As you might guess from their name, adverbial pronouns are caught between two worlds: they are pronouns in the sense that they replace nouns, and at the same time they are adverbs representing a place, a quantity, or the object of a proposition. French has two adverbial pronouns: en and y.
French adverbs are descriptors: they can modify several different parts of speech, including themselves. Virtually every French word that ends in -ment is an adverb, equivalent to -ly in English.
Adverbs of frequency express how often the action of a verb occurs.
Adverbs of manner express how the action of a verb occurs. In English, the vast majority of adverbs of manner end in -ly, whereas in French, they mostly end in -ment. They are created from adjectives.
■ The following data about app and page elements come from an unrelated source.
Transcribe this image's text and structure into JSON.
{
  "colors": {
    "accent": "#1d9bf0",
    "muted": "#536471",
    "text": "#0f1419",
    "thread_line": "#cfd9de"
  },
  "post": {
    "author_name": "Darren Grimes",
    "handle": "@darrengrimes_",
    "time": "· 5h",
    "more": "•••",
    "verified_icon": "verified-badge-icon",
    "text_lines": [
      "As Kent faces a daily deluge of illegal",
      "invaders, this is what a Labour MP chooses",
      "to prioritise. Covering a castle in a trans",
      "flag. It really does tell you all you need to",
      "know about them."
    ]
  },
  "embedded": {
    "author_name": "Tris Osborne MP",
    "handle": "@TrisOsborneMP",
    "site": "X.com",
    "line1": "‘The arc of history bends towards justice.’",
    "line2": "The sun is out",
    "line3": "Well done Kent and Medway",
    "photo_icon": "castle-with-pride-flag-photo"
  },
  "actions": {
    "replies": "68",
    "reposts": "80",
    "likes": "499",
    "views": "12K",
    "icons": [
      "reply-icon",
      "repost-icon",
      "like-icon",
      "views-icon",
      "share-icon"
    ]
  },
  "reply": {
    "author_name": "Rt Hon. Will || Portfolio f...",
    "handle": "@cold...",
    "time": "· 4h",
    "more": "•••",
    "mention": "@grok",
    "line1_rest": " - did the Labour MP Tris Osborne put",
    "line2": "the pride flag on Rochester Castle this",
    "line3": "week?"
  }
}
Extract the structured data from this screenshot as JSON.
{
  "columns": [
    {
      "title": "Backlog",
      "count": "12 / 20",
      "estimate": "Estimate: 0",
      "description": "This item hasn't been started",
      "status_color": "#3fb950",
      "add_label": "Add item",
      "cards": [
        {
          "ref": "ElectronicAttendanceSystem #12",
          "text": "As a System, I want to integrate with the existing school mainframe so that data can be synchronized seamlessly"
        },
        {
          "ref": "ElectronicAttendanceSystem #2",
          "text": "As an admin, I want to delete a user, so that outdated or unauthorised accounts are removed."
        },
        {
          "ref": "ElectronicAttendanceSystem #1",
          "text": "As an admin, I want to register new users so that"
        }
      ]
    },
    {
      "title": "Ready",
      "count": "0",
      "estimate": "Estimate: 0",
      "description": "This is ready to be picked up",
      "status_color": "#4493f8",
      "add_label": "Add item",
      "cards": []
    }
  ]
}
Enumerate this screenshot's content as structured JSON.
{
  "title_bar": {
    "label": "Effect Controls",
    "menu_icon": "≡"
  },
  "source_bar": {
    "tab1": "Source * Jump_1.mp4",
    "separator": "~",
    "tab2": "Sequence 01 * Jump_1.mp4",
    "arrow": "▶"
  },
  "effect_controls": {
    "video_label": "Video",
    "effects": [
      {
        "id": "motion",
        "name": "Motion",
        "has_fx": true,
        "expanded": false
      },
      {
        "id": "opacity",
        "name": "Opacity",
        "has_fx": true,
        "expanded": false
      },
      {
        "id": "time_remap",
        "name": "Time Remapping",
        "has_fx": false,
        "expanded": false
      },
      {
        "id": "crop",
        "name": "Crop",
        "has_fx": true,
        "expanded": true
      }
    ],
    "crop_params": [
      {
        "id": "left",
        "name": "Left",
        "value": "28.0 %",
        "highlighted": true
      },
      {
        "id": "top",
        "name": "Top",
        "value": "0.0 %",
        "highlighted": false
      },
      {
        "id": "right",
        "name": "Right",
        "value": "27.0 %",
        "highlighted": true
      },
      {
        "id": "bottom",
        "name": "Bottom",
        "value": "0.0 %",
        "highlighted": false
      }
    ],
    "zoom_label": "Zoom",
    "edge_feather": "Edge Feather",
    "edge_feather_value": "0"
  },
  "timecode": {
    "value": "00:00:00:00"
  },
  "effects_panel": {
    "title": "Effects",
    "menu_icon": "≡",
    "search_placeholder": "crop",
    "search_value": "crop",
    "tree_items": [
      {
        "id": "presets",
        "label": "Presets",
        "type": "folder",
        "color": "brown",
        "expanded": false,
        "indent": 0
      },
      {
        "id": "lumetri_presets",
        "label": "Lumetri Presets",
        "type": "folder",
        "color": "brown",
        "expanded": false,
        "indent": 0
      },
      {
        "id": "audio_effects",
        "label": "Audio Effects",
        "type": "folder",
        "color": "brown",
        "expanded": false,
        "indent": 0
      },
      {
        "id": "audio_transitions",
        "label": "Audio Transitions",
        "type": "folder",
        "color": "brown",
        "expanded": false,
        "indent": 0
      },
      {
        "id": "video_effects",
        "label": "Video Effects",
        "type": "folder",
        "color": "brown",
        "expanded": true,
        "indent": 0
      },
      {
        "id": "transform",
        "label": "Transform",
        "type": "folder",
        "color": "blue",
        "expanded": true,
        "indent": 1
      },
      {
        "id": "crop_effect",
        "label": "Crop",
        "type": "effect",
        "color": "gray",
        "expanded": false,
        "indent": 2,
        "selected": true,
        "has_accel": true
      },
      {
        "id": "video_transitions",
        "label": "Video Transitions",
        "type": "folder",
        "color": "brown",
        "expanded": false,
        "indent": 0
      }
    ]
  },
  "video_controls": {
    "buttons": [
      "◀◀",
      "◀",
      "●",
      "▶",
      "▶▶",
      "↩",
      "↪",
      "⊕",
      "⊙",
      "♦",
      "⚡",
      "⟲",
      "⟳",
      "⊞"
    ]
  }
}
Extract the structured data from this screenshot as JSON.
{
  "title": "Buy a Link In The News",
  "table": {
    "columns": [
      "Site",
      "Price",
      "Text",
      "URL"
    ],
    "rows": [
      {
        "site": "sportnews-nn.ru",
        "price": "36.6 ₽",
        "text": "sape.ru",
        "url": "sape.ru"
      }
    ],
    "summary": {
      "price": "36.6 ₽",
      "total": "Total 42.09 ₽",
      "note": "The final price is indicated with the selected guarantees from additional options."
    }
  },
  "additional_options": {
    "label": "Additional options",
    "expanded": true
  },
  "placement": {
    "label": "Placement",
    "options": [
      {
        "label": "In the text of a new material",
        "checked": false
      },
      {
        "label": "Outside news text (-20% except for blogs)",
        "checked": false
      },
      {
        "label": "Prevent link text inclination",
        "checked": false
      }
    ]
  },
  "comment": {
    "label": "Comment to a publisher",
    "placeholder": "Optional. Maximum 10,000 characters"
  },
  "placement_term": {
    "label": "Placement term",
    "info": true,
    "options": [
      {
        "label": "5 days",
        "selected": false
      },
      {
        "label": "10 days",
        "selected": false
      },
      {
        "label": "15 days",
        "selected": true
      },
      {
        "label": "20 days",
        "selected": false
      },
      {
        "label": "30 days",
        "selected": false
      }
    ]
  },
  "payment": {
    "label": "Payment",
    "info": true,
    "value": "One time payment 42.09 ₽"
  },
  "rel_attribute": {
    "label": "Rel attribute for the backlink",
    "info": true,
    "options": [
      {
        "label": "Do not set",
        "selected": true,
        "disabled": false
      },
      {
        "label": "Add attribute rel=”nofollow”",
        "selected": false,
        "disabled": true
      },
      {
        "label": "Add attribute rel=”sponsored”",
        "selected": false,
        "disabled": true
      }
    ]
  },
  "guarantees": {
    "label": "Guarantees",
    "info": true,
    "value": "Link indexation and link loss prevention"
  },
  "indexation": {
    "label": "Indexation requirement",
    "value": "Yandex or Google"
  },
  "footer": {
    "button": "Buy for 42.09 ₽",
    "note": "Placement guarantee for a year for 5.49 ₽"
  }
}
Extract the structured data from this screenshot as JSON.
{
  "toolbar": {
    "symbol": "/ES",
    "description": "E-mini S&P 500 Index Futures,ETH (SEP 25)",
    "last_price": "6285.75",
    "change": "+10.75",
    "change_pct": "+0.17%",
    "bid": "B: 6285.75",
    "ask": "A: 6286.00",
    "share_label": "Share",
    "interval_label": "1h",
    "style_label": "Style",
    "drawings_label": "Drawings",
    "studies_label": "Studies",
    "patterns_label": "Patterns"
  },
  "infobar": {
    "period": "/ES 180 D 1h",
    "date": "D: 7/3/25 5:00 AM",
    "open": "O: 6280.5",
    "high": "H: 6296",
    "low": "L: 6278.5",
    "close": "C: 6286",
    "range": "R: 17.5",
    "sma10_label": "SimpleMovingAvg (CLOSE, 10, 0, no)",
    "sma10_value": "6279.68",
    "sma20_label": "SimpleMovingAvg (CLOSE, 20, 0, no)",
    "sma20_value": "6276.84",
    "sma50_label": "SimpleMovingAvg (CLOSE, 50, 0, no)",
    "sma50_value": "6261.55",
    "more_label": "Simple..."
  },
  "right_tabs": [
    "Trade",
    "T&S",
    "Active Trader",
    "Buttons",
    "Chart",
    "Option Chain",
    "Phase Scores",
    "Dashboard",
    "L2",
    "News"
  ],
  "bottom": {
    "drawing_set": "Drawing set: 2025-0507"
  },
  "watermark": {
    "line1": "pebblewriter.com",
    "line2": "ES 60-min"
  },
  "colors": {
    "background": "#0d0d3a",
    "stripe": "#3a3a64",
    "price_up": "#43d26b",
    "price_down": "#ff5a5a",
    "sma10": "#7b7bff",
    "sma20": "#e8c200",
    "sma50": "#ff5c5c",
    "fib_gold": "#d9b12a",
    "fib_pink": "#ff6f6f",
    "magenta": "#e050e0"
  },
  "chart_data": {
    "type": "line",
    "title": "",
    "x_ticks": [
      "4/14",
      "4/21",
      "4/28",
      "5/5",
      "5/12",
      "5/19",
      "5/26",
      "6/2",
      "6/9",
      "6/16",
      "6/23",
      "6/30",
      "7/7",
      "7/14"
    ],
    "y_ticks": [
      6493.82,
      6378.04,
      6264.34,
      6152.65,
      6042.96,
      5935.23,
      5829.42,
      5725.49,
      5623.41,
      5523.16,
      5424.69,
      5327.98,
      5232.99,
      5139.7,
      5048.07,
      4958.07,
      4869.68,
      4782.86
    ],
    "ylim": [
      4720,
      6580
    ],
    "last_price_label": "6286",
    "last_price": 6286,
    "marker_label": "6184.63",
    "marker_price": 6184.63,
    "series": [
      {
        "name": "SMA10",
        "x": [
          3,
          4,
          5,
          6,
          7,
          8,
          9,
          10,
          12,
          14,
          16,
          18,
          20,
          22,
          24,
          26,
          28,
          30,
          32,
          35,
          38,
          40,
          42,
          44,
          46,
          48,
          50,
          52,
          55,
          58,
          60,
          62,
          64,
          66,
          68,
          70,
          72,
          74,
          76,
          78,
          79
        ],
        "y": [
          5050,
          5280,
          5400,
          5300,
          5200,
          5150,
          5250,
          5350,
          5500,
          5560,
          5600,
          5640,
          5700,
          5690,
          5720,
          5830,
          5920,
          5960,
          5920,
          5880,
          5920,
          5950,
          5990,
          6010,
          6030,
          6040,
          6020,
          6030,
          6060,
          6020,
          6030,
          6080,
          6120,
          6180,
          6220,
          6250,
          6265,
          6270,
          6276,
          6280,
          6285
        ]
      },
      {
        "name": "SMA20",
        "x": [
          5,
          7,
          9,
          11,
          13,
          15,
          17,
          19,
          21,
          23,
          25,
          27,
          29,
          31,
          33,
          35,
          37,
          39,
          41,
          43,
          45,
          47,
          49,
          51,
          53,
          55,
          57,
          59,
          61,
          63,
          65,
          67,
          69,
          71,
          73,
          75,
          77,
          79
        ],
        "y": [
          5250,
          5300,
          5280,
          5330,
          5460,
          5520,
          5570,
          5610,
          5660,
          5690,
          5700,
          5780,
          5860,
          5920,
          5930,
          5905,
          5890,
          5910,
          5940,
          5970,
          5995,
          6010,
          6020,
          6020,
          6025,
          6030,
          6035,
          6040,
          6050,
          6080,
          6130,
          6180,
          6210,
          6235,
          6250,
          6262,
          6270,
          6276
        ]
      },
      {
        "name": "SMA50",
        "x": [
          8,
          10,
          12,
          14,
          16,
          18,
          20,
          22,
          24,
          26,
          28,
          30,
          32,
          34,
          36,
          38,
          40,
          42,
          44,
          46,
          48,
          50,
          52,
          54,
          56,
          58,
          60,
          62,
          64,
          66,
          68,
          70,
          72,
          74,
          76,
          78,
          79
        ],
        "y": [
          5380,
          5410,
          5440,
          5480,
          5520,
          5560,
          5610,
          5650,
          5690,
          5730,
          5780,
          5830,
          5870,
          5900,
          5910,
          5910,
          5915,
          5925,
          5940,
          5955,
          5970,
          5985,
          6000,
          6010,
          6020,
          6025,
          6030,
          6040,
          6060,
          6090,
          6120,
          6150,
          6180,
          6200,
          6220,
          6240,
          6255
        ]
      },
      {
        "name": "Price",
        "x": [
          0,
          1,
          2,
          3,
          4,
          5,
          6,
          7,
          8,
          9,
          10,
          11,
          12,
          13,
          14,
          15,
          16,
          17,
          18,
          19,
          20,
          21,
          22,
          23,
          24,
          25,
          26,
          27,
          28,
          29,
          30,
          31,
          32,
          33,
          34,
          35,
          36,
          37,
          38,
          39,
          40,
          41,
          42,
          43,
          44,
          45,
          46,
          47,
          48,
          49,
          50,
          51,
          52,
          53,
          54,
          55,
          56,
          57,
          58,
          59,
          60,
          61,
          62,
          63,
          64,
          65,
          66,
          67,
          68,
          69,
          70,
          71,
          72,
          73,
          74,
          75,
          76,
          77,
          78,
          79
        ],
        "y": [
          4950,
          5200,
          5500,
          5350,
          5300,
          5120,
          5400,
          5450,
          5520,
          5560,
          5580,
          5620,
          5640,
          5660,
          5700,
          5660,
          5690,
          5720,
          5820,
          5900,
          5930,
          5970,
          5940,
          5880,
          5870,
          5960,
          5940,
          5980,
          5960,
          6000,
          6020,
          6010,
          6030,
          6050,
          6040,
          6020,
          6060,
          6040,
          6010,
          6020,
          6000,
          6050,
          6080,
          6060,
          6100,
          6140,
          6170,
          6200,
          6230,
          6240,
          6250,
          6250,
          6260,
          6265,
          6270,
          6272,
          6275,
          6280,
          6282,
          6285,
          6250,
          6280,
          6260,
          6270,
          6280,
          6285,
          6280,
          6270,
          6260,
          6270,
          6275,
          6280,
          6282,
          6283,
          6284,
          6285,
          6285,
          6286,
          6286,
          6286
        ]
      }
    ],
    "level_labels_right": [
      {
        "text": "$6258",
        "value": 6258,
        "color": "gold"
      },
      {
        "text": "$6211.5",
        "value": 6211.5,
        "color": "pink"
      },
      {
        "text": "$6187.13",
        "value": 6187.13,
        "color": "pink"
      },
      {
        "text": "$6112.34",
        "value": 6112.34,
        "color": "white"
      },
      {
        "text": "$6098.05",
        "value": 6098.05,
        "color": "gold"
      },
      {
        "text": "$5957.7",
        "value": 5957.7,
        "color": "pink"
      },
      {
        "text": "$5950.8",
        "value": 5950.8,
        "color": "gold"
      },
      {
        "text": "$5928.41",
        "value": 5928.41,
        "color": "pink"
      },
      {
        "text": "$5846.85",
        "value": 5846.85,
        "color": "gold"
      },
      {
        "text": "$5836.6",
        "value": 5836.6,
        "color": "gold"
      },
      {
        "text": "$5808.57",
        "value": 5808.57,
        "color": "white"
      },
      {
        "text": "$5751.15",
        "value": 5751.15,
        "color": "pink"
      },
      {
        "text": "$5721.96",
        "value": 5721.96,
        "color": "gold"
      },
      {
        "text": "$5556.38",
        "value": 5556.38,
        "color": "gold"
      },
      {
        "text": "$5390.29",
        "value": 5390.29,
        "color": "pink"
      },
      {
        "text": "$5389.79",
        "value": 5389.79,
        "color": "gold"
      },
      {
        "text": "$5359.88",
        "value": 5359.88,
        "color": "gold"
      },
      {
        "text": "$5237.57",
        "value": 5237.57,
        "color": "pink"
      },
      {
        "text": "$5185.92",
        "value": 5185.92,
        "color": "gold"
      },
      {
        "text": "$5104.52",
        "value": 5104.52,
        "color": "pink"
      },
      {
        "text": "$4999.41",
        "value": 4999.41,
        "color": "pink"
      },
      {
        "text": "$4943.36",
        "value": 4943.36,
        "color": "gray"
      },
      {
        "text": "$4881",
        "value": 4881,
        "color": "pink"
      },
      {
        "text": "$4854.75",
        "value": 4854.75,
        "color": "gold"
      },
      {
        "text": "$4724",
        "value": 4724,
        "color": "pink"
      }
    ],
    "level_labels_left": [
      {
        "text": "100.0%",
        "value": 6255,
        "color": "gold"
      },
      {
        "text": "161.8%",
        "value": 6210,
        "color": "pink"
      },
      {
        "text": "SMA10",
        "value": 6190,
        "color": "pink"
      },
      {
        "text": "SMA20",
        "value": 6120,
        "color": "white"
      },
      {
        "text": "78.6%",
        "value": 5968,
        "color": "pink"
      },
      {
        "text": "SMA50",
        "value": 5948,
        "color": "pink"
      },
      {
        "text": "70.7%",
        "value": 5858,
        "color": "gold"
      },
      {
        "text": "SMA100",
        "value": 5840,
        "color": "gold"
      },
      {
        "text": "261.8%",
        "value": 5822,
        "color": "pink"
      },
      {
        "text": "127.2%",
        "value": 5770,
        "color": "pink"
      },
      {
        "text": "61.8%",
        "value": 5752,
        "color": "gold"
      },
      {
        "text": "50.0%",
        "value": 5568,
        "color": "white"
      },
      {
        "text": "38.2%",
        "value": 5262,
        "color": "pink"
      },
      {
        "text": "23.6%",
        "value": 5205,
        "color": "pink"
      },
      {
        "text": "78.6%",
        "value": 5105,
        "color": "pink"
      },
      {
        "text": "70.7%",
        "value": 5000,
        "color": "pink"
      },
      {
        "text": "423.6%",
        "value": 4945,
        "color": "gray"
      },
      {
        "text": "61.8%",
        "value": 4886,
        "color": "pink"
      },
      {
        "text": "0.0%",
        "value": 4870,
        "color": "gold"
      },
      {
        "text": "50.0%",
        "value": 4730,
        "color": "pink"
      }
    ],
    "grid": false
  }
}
Adverbs of place express where the action of a verb occurs.
Adverbs of quantity express how much, how many, or to what extent.
Adverbs of time express when the action of a verb occurs.
Grammatical agreement is a vast topic - and one of the banes of French students. While in English we have a few pronouns and adjectives that indicate gender and number (e.g., he/him/his and she/her/hers), in French, agreement is found in 5 of the 8 parts of speech.
Vous can be every type of personal pronoun, but its role as a subject pronoun may be the trickiest because of agreement.
Most French verbs are conjugated with avoir as their auxiliary verb in compound tenses and moods, and therefore do not require agreement with their subjects. But avoir verbs do need agreement in a very specific construction: the past participle must agree with the direct object when it precedes the verb.
All pronominal verbs are être verbs in compound tenses and moods like the passé composé, which means that the past participles must agree with their subjects - at least in theory. In fact, it's not quite so straightforward.
The three French verb constructions which include some form of être plus a past participle usually require grammatical agreement of the past participle with the subject.
Verbs of perception are subject to grammatical agreement in the compound tenses, but the rules are somewhat tricky - they only agree with their subjects when they precede the verb.
The regular -er verb aimer is ubiquitous and very useful, but somehow means both "to like" and "to love." In some contexts, this can make a world of difference as you certainly don't want to tell someone you love them when you're just friends, so how can you make it clear how you feel?
You can explain what will happen in the near future with the construction aller + infinitive; for example, L'avion va atterrir ici - "The plane is going to land here."